* **PROBLEM**
Search the records for lines that contain the word "name". Copy them all.

* **INPUT DATA**
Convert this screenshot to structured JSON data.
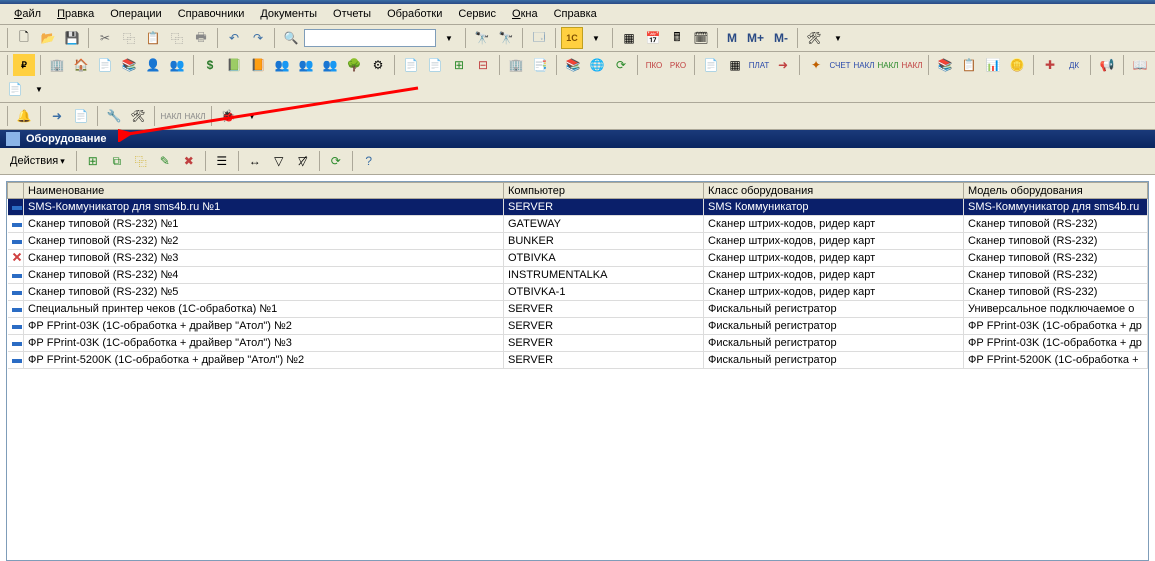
{
  "menu": [
    "Файл",
    "Правка",
    "Операции",
    "Справочники",
    "Документы",
    "Отчеты",
    "Обработки",
    "Сервис",
    "Окна",
    "Справка"
  ],
  "menu_underline": [
    "Ф",
    "П",
    "",
    "",
    "",
    "",
    "",
    "",
    "О",
    ""
  ],
  "toolbar1": {
    "search_placeholder": "",
    "mem_labels": [
      "M",
      "M+",
      "M-"
    ]
  },
  "window_title": "Оборудование",
  "actions_label": "Действия",
  "columns": [
    "",
    "Наименование",
    "Компьютер",
    "Класс оборудования",
    "Модель оборудования"
  ],
  "rows": [
    {
      "icon": "blue",
      "name": "SMS-Коммуникатор для sms4b.ru №1",
      "computer": "SERVER",
      "class": "SMS Коммуникатор",
      "model": "SMS-Коммуникатор для sms4b.ru",
      "selected": true
    },
    {
      "icon": "blue",
      "name": "Сканер типовой (RS-232) №1",
      "computer": "GATEWAY",
      "class": "Сканер штрих-кодов, ридер карт",
      "model": "Сканер типовой (RS-232)"
    },
    {
      "icon": "blue",
      "name": "Сканер типовой (RS-232) №2",
      "computer": "BUNKER",
      "class": "Сканер штрих-кодов, ридер карт",
      "model": "Сканер типовой (RS-232)"
    },
    {
      "icon": "red",
      "name": "Сканер типовой (RS-232) №3",
      "computer": "OTBIVKA",
      "class": "Сканер штрих-кодов, ридер карт",
      "model": "Сканер типовой (RS-232)"
    },
    {
      "icon": "blue",
      "name": "Сканер типовой (RS-232) №4",
      "computer": "INSTRUMENTALKA",
      "class": "Сканер штрих-кодов, ридер карт",
      "model": "Сканер типовой (RS-232)"
    },
    {
      "icon": "blue",
      "name": "Сканер типовой (RS-232) №5",
      "computer": "OTBIVKA-1",
      "class": "Сканер штрих-кодов, ридер карт",
      "model": "Сканер типовой (RS-232)"
    },
    {
      "icon": "blue",
      "name": "Специальный принтер чеков (1С-обработка) №1",
      "computer": "SERVER",
      "class": "Фискальный регистратор",
      "model": "Универсальное подключаемое о"
    },
    {
      "icon": "blue",
      "name": "ФР FPrint-03K (1С-обработка + драйвер \"Атол\") №2",
      "computer": "SERVER",
      "class": "Фискальный регистратор",
      "model": "ФР FPrint-03K (1С-обработка + др"
    },
    {
      "icon": "blue",
      "name": "ФР FPrint-03K (1С-обработка + драйвер \"Атол\") №3",
      "computer": "SERVER",
      "class": "Фискальный регистратор",
      "model": "ФР FPrint-03K (1С-обработка + др"
    },
    {
      "icon": "blue",
      "name": "ФР FPrint-5200K (1С-обработка + драйвер \"Атол\") №2",
      "computer": "SERVER",
      "class": "Фискальный регистратор",
      "model": "ФР FPrint-5200K (1С-обработка + "
    }
  ],
  "icons": {
    "new": "📄",
    "open": "📂",
    "save": "💾",
    "cut": "✂",
    "copy": "⿻",
    "paste": "📋",
    "print": "🖶",
    "undo": "↶",
    "redo": "↷",
    "find": "🔍",
    "calc": "🖩",
    "cal": "📅",
    "help": "?",
    "refresh": "⟳",
    "add": "➕",
    "edit": "✎",
    "delete": "✖",
    "filter": "▽",
    "home": "🏠",
    "org": "🏢",
    "users": "👥",
    "money": "💲",
    "doc": "📑",
    "report": "📊",
    "gear": "⚙",
    "book": "📚",
    "arrow": "➜",
    "wrench": "🔧"
  }
}
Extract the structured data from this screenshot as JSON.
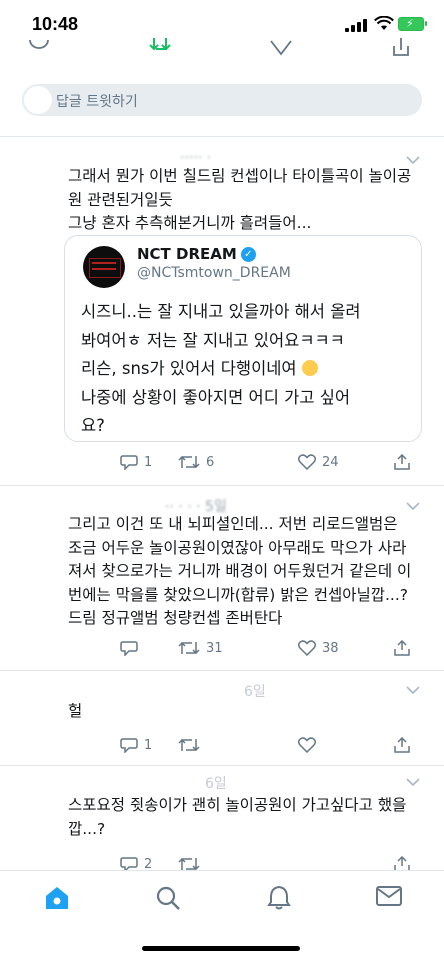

* **WRITTEN RESPONSE**
      "name": "SMS-Коммуникатор для sms4b.ru №1",
      "name": "Сканер типовой (RS-232) №1",
      "name": "Сканер типовой (RS-232) №2",
      "name": "Сканер типовой (RS-232) №3",
      "name": "Сканер типовой (RS-232) №4",
      "name": "Сканер типовой (RS-232) №5",
      "name": "Специальный принтер чеков (1С-обработка) №1",
      "name": "ФР FPrint-03K (1С-обработка + драйвер \"Атол\") №2",
      "name": "ФР FPrint-03K (1С-обработка + драйвер \"Атол\") №3",
      "name": "ФР FPrint-5200K (1С-обработка + драйвер \"Атол\") №2",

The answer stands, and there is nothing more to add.